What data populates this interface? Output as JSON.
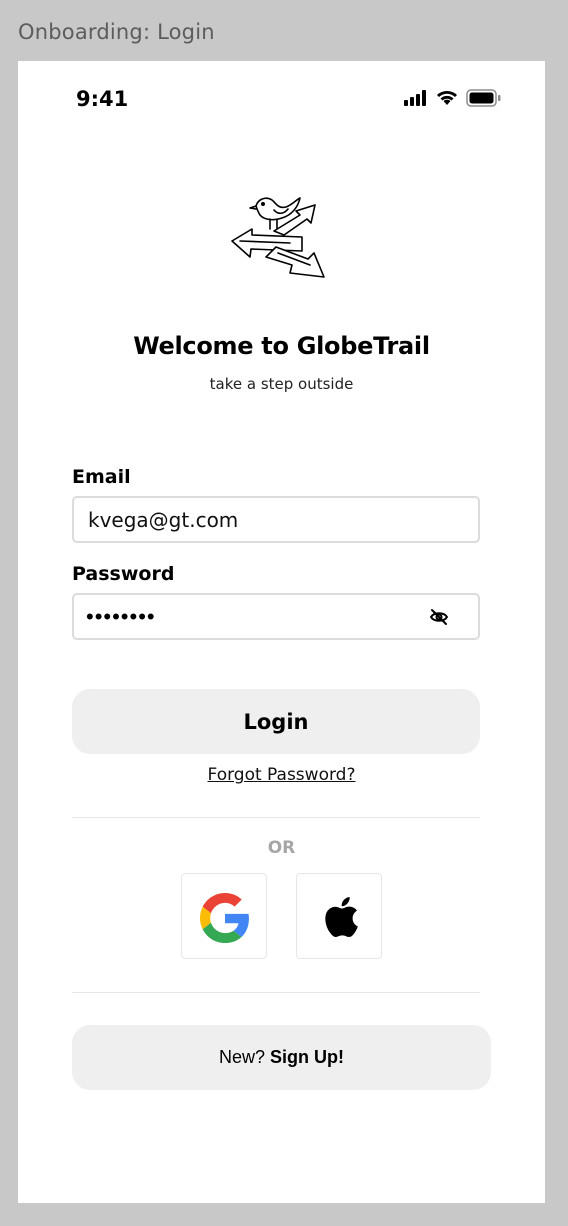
{
  "frame_title": "Onboarding: Login",
  "status_bar": {
    "time": "9:41",
    "icons": [
      "cellular-signal-icon",
      "wifi-icon",
      "battery-icon"
    ]
  },
  "logo": {
    "icon": "bird-on-signpost-logo"
  },
  "welcome": {
    "title": "Welcome to GlobeTrail",
    "tagline": "take a step outside"
  },
  "form": {
    "email": {
      "label": "Email",
      "value": "kvega@gt.com"
    },
    "password": {
      "label": "Password",
      "masked_value": "••••••••",
      "toggle_icon": "eye-slash-icon"
    }
  },
  "actions": {
    "login_label": "Login",
    "forgot_label": "Forgot Password?",
    "or_label": "OR",
    "social": [
      {
        "name": "google",
        "icon": "google-icon"
      },
      {
        "name": "apple",
        "icon": "apple-icon"
      }
    ],
    "signup_prefix": "New? ",
    "signup_label": "Sign Up!"
  },
  "colors": {
    "background": "#c8c8c8",
    "screen": "#ffffff",
    "button_fill": "#efefef",
    "input_border": "#dcdcdc",
    "muted_text": "#a6a6a6",
    "google_blue": "#4285F4",
    "google_red": "#EA4335",
    "google_yellow": "#FBBC05",
    "google_green": "#34A853"
  }
}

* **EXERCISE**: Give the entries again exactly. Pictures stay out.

* **OUTPUT OF THE EXERCISE**:
What data populates this interface? Output as JSON.
{
  "frame_title": "Onboarding: Login",
  "status_bar": {
    "time": "9:41",
    "icons": [
      "cellular-signal-icon",
      "wifi-icon",
      "battery-icon"
    ]
  },
  "logo": {
    "icon": "bird-on-signpost-logo"
  },
  "welcome": {
    "title": "Welcome to GlobeTrail",
    "tagline": "take a step outside"
  },
  "form": {
    "email": {
      "label": "Email",
      "value": "kvega@gt.com"
    },
    "password": {
      "label": "Password",
      "masked_value": "••••••••",
      "toggle_icon": "eye-slash-icon"
    }
  },
  "actions": {
    "login_label": "Login",
    "forgot_label": "Forgot Password?",
    "or_label": "OR",
    "social": [
      {
        "name": "google",
        "icon": "google-icon"
      },
      {
        "name": "apple",
        "icon": "apple-icon"
      }
    ],
    "signup_prefix": "New? ",
    "signup_label": "Sign Up!"
  },
  "colors": {
    "background": "#c8c8c8",
    "screen": "#ffffff",
    "button_fill": "#efefef",
    "input_border": "#dcdcdc",
    "muted_text": "#a6a6a6",
    "google_blue": "#4285F4",
    "google_red": "#EA4335",
    "google_yellow": "#FBBC05",
    "google_green": "#34A853"
  }
}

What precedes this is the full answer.